Grounds are important to any electrical system, and especially to computer controlled engines. In an automobile, the ground is the return path for power to get back to the alternator and battery.
1.) The main power ground is from engine block to battery: it is the power ground for the starter & alternator.
2.) The secondary power ground is between the back of the intake manifold and the driver's side firewall. It is often missing or loose. It supplies ground for the alternator, A/C compressor clutch and other electrical accessories such as the gauges. The clue to a bad ground here is that the temp gauge goes up as you add electrical load such as heater, lights and A/C.
Any car that has a 3G or high output current alternator needs a 4 gauge ground wire running from the block to the chassis ground where the battery pigtail ground connects. The 3G has a 130 amp capacity, so you wire the power side with 4 gauge wire. It stands to reason that the ground side handles just as much current, so it needs to be 4 gauge too.
The picture shows the common ground point for the battery , computer, & extra 3G alternator ground wire as described above in paragraph 2. A screwdriver points to the bolt that is the common ground point.
The battery common ground is a 10 gauge pigtail with the computer ground attached to it.

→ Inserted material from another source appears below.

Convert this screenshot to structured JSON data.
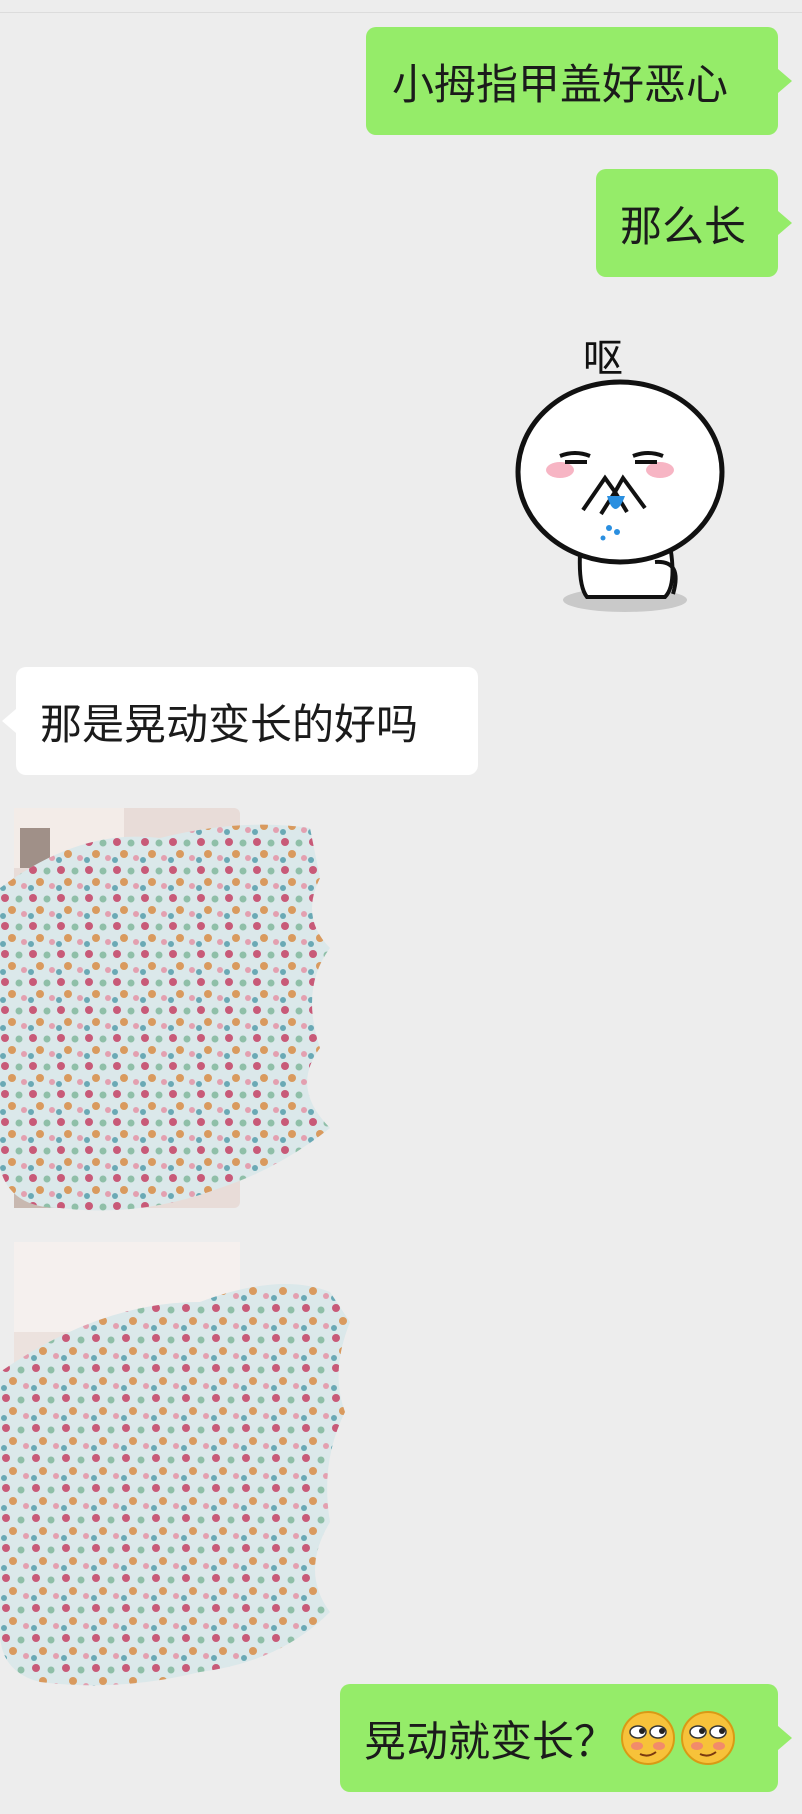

Picture courtesy timewarped1972
Correct negative battery ground cable.